Xylem's structure serves a duel purpose; support and transport. Cells that will become xylem add more material to the primary cell walls that most plant cells lay down. The thicker walls can be either disconnected rings or extensive secondary cell walls that cover the cell almost completely. Secondary thickenings are made up of cellulose and lignin. Lignin is a tough organic compound that makes wood strong and dense. When the cell walls of xylem conducting cells are complete they die. The contents within the cell disintegrate and leave a strong hollow cylinder filled with water. Water can travel in kind of a straight line due to the fact that these cells are stacked on top of each other. Tracheids are conducting cells of primitive vascular plants and they're long and extremely thin cells. Important in the transport is rays. Rays run from the center of the tree laterally supplying materials to the living tissues in the vascular cambium and phloem.
Flowering plants have a quite efficient xylem. The last act in life of some conducting cells is to digest parts of their end walls, forming holes, not just pits (where little or no extra material has been added to the primary cell wall). These holes allow water to flow rapidly from one cell to the next. Hollow xylem tubes are called vessels while the cells of the vessels are called vessel elements. More support for after the cell's contents have died are fibers, which are long and thin cells.
Changes in the Xylem of Woody Plants
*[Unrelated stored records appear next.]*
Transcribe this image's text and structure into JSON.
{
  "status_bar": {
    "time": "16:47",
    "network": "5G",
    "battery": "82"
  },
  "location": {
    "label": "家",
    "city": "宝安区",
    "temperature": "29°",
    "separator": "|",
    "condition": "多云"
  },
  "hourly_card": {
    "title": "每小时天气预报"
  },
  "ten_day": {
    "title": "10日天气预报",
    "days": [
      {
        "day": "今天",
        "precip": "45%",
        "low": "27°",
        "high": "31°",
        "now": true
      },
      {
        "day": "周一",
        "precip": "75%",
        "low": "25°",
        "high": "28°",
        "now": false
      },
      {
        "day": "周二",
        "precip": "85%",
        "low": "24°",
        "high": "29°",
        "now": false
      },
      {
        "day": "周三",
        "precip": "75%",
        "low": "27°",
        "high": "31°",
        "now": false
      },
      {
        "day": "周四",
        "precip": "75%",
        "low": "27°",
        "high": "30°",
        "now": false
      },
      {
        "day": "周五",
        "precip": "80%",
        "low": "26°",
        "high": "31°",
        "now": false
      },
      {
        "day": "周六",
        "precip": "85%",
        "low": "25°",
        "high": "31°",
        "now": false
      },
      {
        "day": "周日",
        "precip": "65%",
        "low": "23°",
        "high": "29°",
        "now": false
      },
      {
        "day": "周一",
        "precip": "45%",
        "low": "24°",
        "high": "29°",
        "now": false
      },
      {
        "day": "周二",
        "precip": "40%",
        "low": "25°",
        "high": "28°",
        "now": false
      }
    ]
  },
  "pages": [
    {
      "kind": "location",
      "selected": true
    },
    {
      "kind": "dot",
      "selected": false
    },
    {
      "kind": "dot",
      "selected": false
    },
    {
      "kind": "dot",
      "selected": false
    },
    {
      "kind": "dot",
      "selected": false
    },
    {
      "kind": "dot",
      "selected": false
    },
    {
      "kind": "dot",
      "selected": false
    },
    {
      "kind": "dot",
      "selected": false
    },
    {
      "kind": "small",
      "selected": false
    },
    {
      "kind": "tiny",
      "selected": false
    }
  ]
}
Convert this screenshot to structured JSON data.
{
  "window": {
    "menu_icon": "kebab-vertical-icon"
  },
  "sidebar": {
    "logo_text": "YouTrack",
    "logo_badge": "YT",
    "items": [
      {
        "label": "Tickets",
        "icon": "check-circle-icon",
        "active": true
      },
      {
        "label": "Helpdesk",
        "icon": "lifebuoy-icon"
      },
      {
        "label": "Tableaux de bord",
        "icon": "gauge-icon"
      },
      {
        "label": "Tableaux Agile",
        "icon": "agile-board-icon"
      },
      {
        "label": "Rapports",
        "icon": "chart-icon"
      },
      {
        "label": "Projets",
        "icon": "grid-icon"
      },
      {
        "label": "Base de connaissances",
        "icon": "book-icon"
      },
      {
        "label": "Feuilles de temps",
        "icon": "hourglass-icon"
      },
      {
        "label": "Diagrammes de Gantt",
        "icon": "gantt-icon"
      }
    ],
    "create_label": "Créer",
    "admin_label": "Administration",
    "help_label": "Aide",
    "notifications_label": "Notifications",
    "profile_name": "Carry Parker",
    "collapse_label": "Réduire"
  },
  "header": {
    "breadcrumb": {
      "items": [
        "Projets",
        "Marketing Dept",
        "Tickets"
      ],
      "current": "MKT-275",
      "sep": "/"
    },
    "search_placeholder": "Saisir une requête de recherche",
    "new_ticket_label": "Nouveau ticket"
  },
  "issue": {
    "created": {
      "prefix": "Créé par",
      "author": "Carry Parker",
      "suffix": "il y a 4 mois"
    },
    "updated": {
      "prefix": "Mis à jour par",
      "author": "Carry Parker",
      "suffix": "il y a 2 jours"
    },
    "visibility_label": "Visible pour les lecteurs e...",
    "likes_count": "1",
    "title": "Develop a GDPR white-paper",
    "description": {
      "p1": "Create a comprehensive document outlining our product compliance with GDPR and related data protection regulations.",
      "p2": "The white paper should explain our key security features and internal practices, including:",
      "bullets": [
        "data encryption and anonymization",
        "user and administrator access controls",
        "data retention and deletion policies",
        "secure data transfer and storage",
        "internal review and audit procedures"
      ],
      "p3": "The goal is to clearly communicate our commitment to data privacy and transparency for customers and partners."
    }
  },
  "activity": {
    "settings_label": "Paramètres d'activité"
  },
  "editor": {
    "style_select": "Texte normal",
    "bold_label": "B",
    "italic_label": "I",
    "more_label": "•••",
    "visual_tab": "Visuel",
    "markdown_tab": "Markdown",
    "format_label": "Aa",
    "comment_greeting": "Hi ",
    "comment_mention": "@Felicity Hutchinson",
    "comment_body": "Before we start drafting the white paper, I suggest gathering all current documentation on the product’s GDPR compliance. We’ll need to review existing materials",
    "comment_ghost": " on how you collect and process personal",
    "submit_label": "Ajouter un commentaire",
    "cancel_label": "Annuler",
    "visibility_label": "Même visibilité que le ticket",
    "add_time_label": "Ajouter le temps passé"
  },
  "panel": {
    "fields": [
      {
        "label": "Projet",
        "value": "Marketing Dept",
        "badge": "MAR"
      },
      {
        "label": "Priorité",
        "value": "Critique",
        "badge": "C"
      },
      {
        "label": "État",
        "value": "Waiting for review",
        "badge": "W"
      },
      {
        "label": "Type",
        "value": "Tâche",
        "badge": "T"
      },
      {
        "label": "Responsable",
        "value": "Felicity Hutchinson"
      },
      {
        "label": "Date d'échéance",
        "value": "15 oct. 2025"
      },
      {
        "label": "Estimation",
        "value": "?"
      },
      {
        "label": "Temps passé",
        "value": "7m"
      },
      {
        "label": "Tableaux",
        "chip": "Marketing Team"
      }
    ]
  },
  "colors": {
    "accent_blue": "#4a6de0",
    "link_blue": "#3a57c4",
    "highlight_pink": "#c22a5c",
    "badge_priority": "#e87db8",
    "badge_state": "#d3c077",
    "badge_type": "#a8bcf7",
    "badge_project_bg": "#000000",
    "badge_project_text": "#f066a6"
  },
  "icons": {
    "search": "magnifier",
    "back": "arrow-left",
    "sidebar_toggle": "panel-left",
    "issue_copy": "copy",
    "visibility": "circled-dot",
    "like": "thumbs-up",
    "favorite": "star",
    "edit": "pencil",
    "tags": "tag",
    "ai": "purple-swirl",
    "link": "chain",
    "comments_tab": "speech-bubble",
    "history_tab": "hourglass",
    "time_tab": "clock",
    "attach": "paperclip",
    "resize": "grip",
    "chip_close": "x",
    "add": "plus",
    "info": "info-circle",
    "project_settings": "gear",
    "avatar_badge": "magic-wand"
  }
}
Xylem in woody plants changes a lot during their lives. There is new wood formed that is called growth rings. Annual rings are generally formed in temperate climates where there are definite seasons. When the xylem gets old it can get plugged...